The VW campervan has always been one of the most popular choices for drivers with a sense of adventure. The classic air-cooled Type 2, introduced in the sixties, has gained legendary status, and mint examples can now change hands for £20,000-plus.
Yet it’s still available ‘new’ – the Type 2 was still produced in Brazil until the end of 2013, and companies such as Danbury MotorCaravans will convert it to offer mod cons such as a kitchen with a fridge freezer and a CD stereo.
There’s no denying the vintage appeal of these models, but they cost £30,000-plus – and for similar money you can get your hands on a modern campervan, based on the dependable and much more up-to-date mechanicals of the Volkswagen T5 Transporter. The T5 has become a cult choice among fans of outdoor pursuits like surfing, just as the previous-generation T4 did before it, and as a result it will hold its value better than conversions based on the Mercedes Vito, Vauxhall Vivaro and Renault Trafic, and even the Ford Transit.
Visit your local Volkswagen van dealer, and you can get your hands on a California or California Beach. These factory conversions have everything you could possibly want, from neatly integrated kitchens with masses of storage to heaters and a bed in the lift-up roof. Plus, options include three-zone air-con, a 32-litre coolbox and Wi-Fi – although a basic California starts at over £45,000.
If you don’t have such a big budget, you can get an existing Transporter or Caravelle converted into a campervan at a fraction of the cost. Some drivers have even turned the smaller VW Caddy van into a camper, although this will have limited space. Yet whichever model you go for, there’s a legion of companies queuing up to do the work for you, and a variety of custom options.

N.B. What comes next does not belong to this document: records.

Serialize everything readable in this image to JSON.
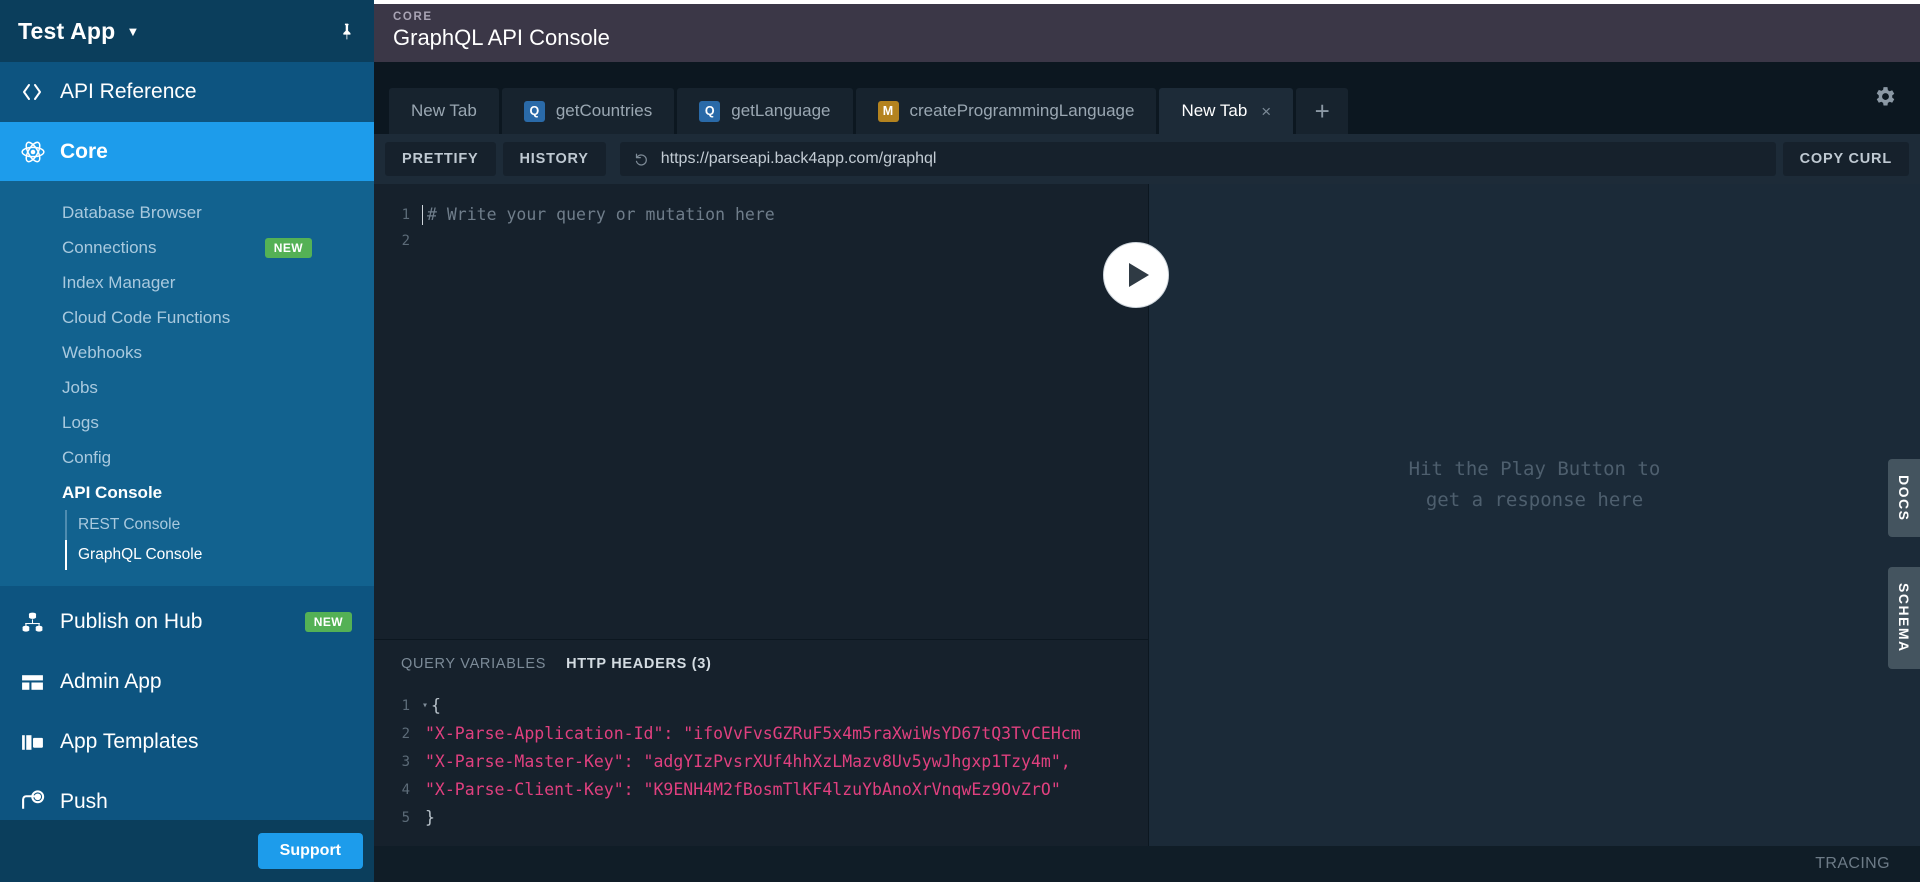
{
  "sidebar": {
    "app_name": "Test App",
    "caret_icon": "chevron-down-icon",
    "pin_icon": "pin-icon",
    "api_reference": {
      "label": "API Reference",
      "icon": "code-brackets-icon"
    },
    "core": {
      "label": "Core",
      "icon": "atom-icon"
    },
    "core_items": [
      {
        "label": "Database Browser",
        "badge": ""
      },
      {
        "label": "Connections",
        "badge": "NEW"
      },
      {
        "label": "Index Manager",
        "badge": ""
      },
      {
        "label": "Cloud Code Functions",
        "badge": ""
      },
      {
        "label": "Webhooks",
        "badge": ""
      },
      {
        "label": "Jobs",
        "badge": ""
      },
      {
        "label": "Logs",
        "badge": ""
      },
      {
        "label": "Config",
        "badge": ""
      },
      {
        "label": "API Console",
        "badge": ""
      }
    ],
    "api_console_children": [
      {
        "label": "REST Console"
      },
      {
        "label": "GraphQL Console"
      }
    ],
    "lower_items": [
      {
        "label": "Publish on Hub",
        "badge": "NEW",
        "icon": "hub-nodes-icon"
      },
      {
        "label": "Admin App",
        "badge": "",
        "icon": "dashboard-layout-icon"
      },
      {
        "label": "App Templates",
        "badge": "",
        "icon": "templates-icon"
      },
      {
        "label": "Push",
        "badge": "",
        "icon": "push-notification-icon"
      }
    ],
    "support_label": "Support"
  },
  "header": {
    "kicker": "CORE",
    "title": "GraphQL API Console",
    "gear_icon": "gear-icon"
  },
  "tabs": {
    "items": [
      {
        "label": "New Tab",
        "kind": "",
        "active": false,
        "closable": false
      },
      {
        "label": "getCountries",
        "kind": "Q",
        "active": false,
        "closable": false
      },
      {
        "label": "getLanguage",
        "kind": "Q",
        "active": false,
        "closable": false
      },
      {
        "label": "createProgrammingLanguage",
        "kind": "M",
        "active": false,
        "closable": false
      },
      {
        "label": "New Tab",
        "kind": "",
        "active": true,
        "closable": true
      }
    ],
    "add_label": "+",
    "close_glyph": "×"
  },
  "toolbar": {
    "prettify_label": "PRETTIFY",
    "history_label": "HISTORY",
    "copy_curl_label": "COPY CURL",
    "url_value": "https://parseapi.back4app.com/graphql",
    "url_icon": "history-undo-icon"
  },
  "editor": {
    "lines": [
      {
        "n": "1",
        "text": "# Write your query or mutation here"
      },
      {
        "n": "2",
        "text": ""
      }
    ]
  },
  "variables": {
    "tabs": [
      {
        "label": "QUERY VARIABLES",
        "active": false
      },
      {
        "label": "HTTP HEADERS (3)",
        "active": true
      }
    ],
    "lines": [
      {
        "n": "1",
        "fold": "▾",
        "content": "{"
      },
      {
        "n": "2",
        "fold": "",
        "content": "  \"X-Parse-Application-Id\": \"ifoVvFvsGZRuF5x4m5raXwiWsYD67tQ3TvCEHcm"
      },
      {
        "n": "3",
        "fold": "",
        "content": "  \"X-Parse-Master-Key\": \"adgYIzPvsrXUf4hhXzLMazv8Uv5ywJhgxp1Tzy4m\","
      },
      {
        "n": "4",
        "fold": "",
        "content": "  \"X-Parse-Client-Key\": \"K9ENH4M2fBosmTlKF4lzuYbAnoXrVnqwEz9OvZrO\""
      },
      {
        "n": "5",
        "fold": "",
        "content": "}"
      }
    ]
  },
  "result": {
    "placeholder_line1": "Hit the Play Button to",
    "placeholder_line2": "get a response here",
    "play_icon": "play-icon"
  },
  "side_tabs": [
    {
      "label": "DOCS"
    },
    {
      "label": "SCHEMA"
    }
  ],
  "status": {
    "tracing_label": "TRACING"
  },
  "colors": {
    "sidebar_bg": "#12628f",
    "sidebar_dark": "#0b3e5c",
    "accent": "#1d9ceb",
    "badge_green": "#54b155",
    "header_purple": "#3b3747",
    "editor_bg": "#16212c",
    "result_bg": "#1b2a38",
    "string_pink": "#e0407f",
    "query_chip": "#2a6aa8",
    "mutation_chip": "#b4831f"
  }
}
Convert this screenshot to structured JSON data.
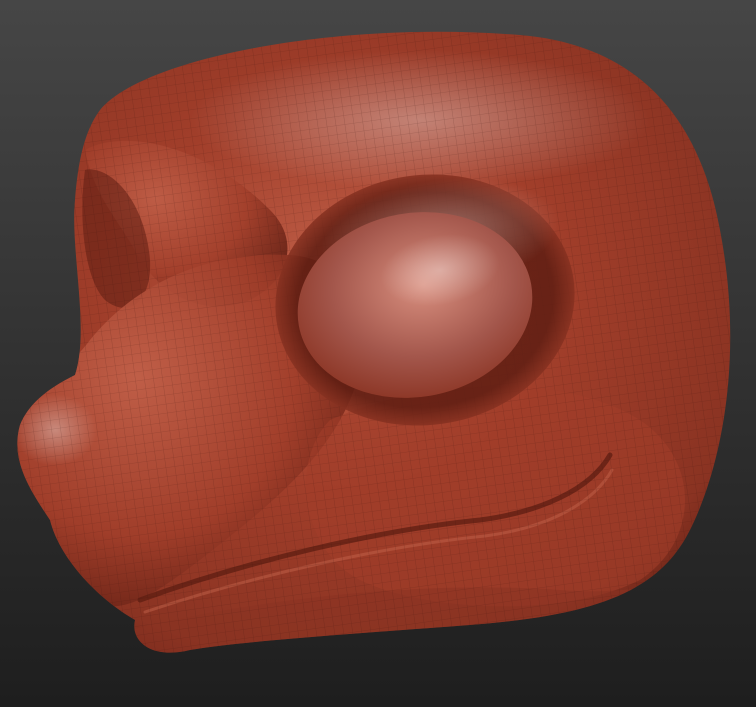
{
  "scene": {
    "subject_icon": "sculpted-head-model-icon",
    "colors": {
      "background_top": "#464646",
      "background_bottom": "#1e1e1e",
      "clay_base": "#a13e2a",
      "clay_dark": "#5e1d12",
      "clay_mid": "#8a3322",
      "clay_light": "#c2614a",
      "clay_highlight": "#d99080",
      "eye_fill": "#a3564b",
      "wire": "#3a120b"
    }
  }
}
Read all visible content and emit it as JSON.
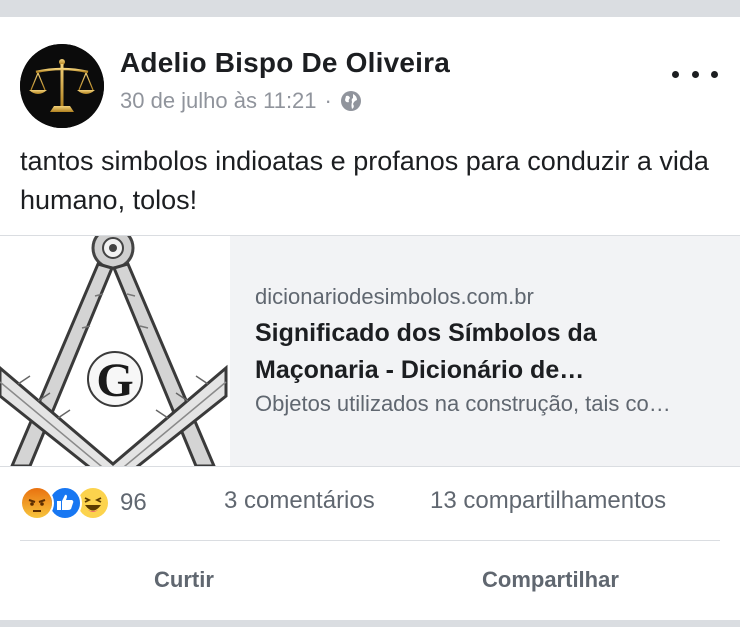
{
  "post": {
    "author": "Adelio Bispo De Oliveira",
    "timestamp": "30 de julho às 11:21",
    "separator": "·",
    "privacy_icon": "globe-icon",
    "text": "tantos simbolos indioatas e profanos para conduzir a vida humano, tolos!"
  },
  "link_preview": {
    "domain": "dicionariodesimbolos.com.br",
    "title": "Significado dos Símbolos da Maçonaria - Dicionário de…",
    "description": "Objetos utilizados na construção, tais co…",
    "thumbnail_letter": "G"
  },
  "stats": {
    "reaction_icons": [
      "angry-icon",
      "like-icon",
      "haha-icon"
    ],
    "reaction_count": "96",
    "comments": "3 comentários",
    "shares": "13 compartilhamentos"
  },
  "actions": {
    "like_label": "Curtir",
    "share_label": "Compartilhar"
  },
  "colors": {
    "text_primary": "#1c1e21",
    "text_secondary": "#606770",
    "link_background": "#f2f3f5",
    "like_blue": "#1877f2",
    "angry_orange": "#e9710f",
    "haha_yellow": "#fcd34d"
  }
}
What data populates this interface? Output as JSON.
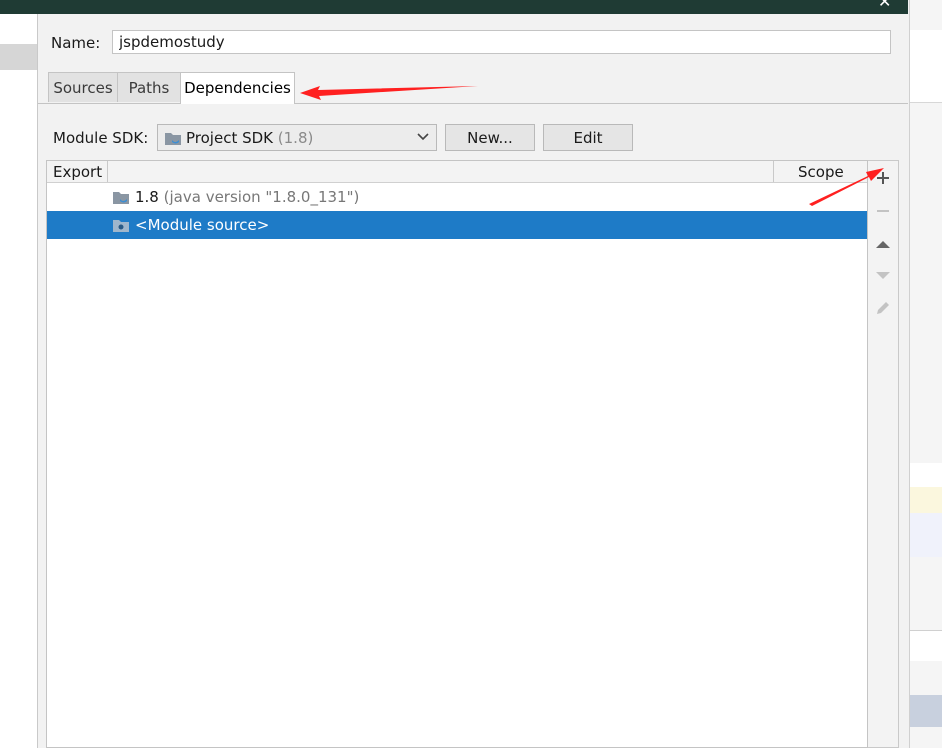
{
  "dialog": {
    "name_label": "Name:",
    "name_value": "jspdemostudy"
  },
  "tabs": [
    {
      "label": "Sources"
    },
    {
      "label": "Paths"
    },
    {
      "label": "Dependencies"
    }
  ],
  "sdk": {
    "label": "Module SDK:",
    "selected_name": "Project SDK",
    "selected_version": "(1.8)",
    "new_button": "New...",
    "edit_button": "Edit"
  },
  "table": {
    "col_export": "Export",
    "col_scope": "Scope",
    "rows": [
      {
        "name": "1.8",
        "detail": "(java version \"1.8.0_131\")",
        "icon": "jdk-folder-icon",
        "selected": false
      },
      {
        "name": "<Module source>",
        "detail": "",
        "icon": "module-source-folder-icon",
        "selected": true
      }
    ]
  },
  "tools": [
    {
      "icon": "plus-icon"
    },
    {
      "icon": "minus-icon"
    },
    {
      "icon": "move-up-icon"
    },
    {
      "icon": "move-down-icon"
    },
    {
      "icon": "edit-pencil-icon"
    }
  ],
  "colors": {
    "selection": "#1e7bc7",
    "annotation_arrow": "#ff2020",
    "titlebar": "#1f3b34"
  }
}
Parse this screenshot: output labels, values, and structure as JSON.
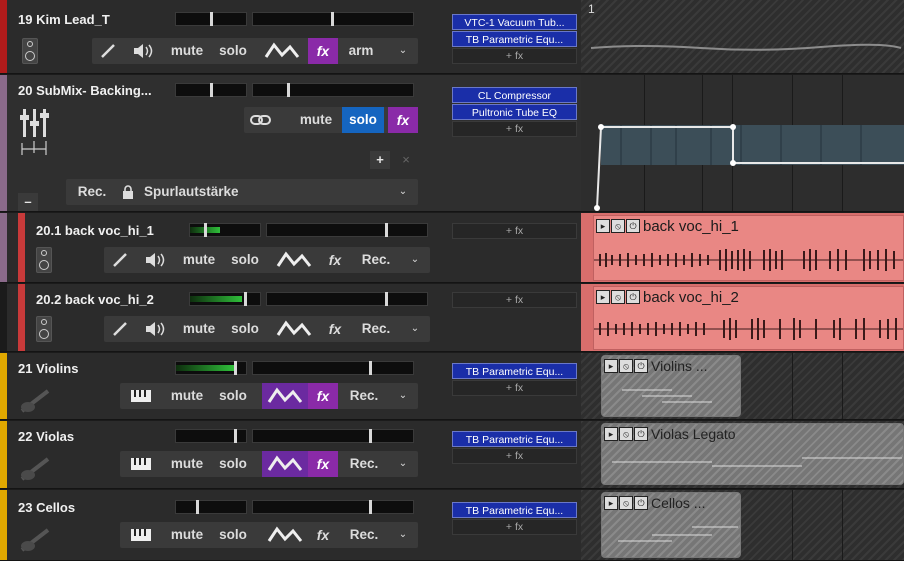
{
  "colors": {
    "track_19": "#b01b1b",
    "track_20": "#8a6a8a",
    "track_20_children": "#c83a3a",
    "track_21_23": "#e0a800",
    "fx_slot": "#1a2ea8",
    "fx_active": "#8a2aa8",
    "solo_active": "#1565c0",
    "item_pink": "#e98784"
  },
  "labels": {
    "mute": "mute",
    "solo": "solo",
    "fx": "fx",
    "arm": "arm",
    "rec": "Rec.",
    "add_fx": "+ fx",
    "volume_env": "Spurlautstärke",
    "add": "+",
    "close": "×",
    "minus": "–",
    "timeline_marker": "1"
  },
  "tracks": [
    {
      "name": "19 Kim Lead_T",
      "fx": [
        "VTC-1 Vacuum Tub...",
        "TB Parametric Equ..."
      ]
    },
    {
      "name": "20 SubMix- Backing...",
      "fx": [
        "CL Compressor",
        "Pultronic Tube EQ"
      ]
    },
    {
      "name": "20.1 back voc_hi_1",
      "fx": [],
      "item": "back voc_hi_1"
    },
    {
      "name": "20.2 back voc_hi_2",
      "fx": [],
      "item": "back voc_hi_2"
    },
    {
      "name": "21 Violins",
      "fx": [
        "TB Parametric Equ..."
      ],
      "item": "Violins ..."
    },
    {
      "name": "22 Violas",
      "fx": [
        "TB Parametric Equ..."
      ],
      "item": "Violas Legato"
    },
    {
      "name": "23 Cellos",
      "fx": [
        "TB Parametric Equ..."
      ],
      "item": "Cellos ..."
    }
  ],
  "icons": {
    "io": "io-routing-icon",
    "phase": "phase-invert-icon",
    "speaker": "speaker-icon",
    "envelope": "envelope-icon",
    "piano": "piano-icon",
    "link": "link-icon",
    "lock": "lock-icon",
    "faders": "faders-icon",
    "instrument": "instrument-icon"
  }
}
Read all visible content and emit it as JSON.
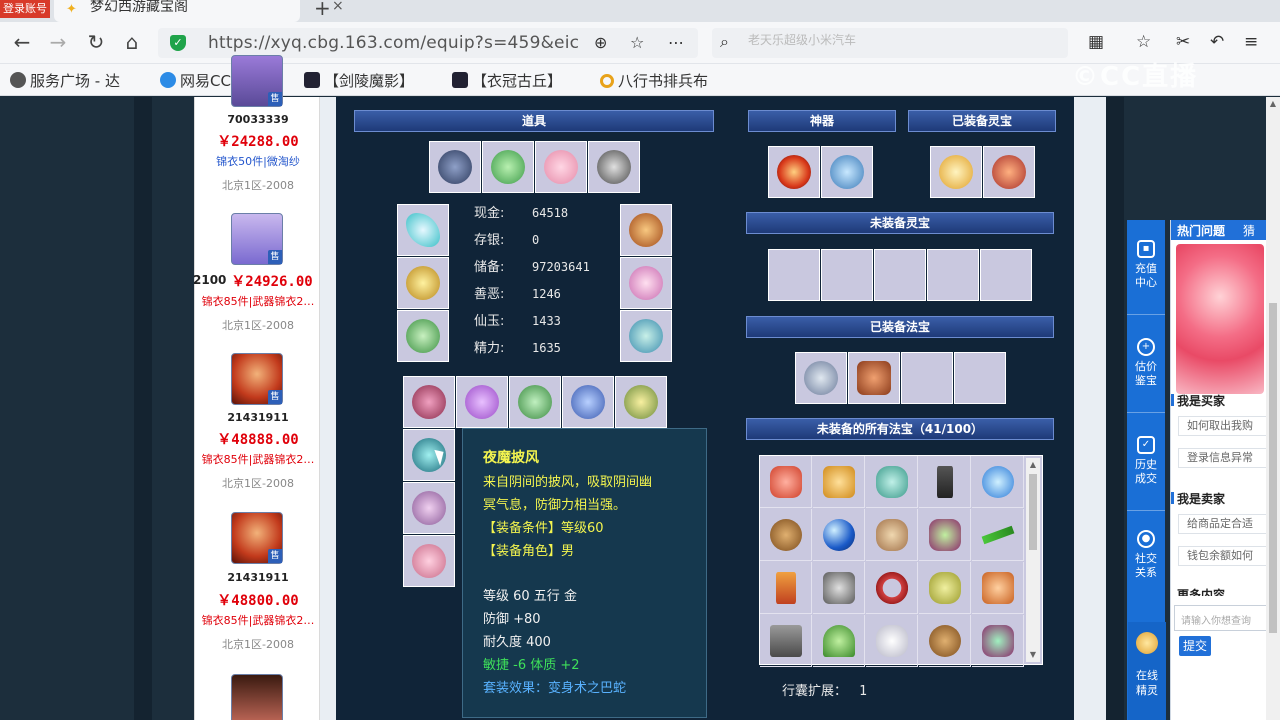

Whether you want a full campervan, complete with a pop-up roof to make space for a bedroom, or simply a day van for short trips out with the family, the best starting point for a conversion is a long-wheelbase Caravelle or Shuttle, as it has the anchor points for rear seats, plus rear heating and soundproofing, that a Transporter van won’t.
Either way, a long wheelbase will obviously give you more room, while the 178bhp 2.0-litre TDI diesel will provide more power when fully loaded than the 138bhp version. Convert an older, used van, and you could even go for a 2.5-litre diesel.
Once you’ve got your van as a starting point, you can decide exactly how you want to kit out your camper – something that’s obviously not an option with a factory conversion. And whether you get a company to do the work or do it yourself, the first step is to fit proper insulation. Swivel functions for the driver and front passenger seats are also essential, as is a Rock and Roll bed.
The latter incorporates seatbelts and crash protection, so can be used to seat passengers on a journey, before being converted into a double bed with ease. Even when folded out, the bed leaves space for a kitchen in most campervan conversions – many will comprise a two-burner stove, a sink and a Waeco fridge, as well as plenty of storage cupboards.
Need room for more than two people to sleep? A pop-up roof obviously adds to the cost, but it brings an extra bedroom up above. Also check out new innovations like the Danbury Doubleback, with its slide-out rear boosting space.
So there’s clearly a whole host of options for anyone considering a VW campervan conversion. But whether you want a factory-built model, prefer to go down the aftermarket route or are looking to carry out a DIY conversion, you’ll end up with one of the safest investments on the car market – as the Volkswagen campervan is always in demand.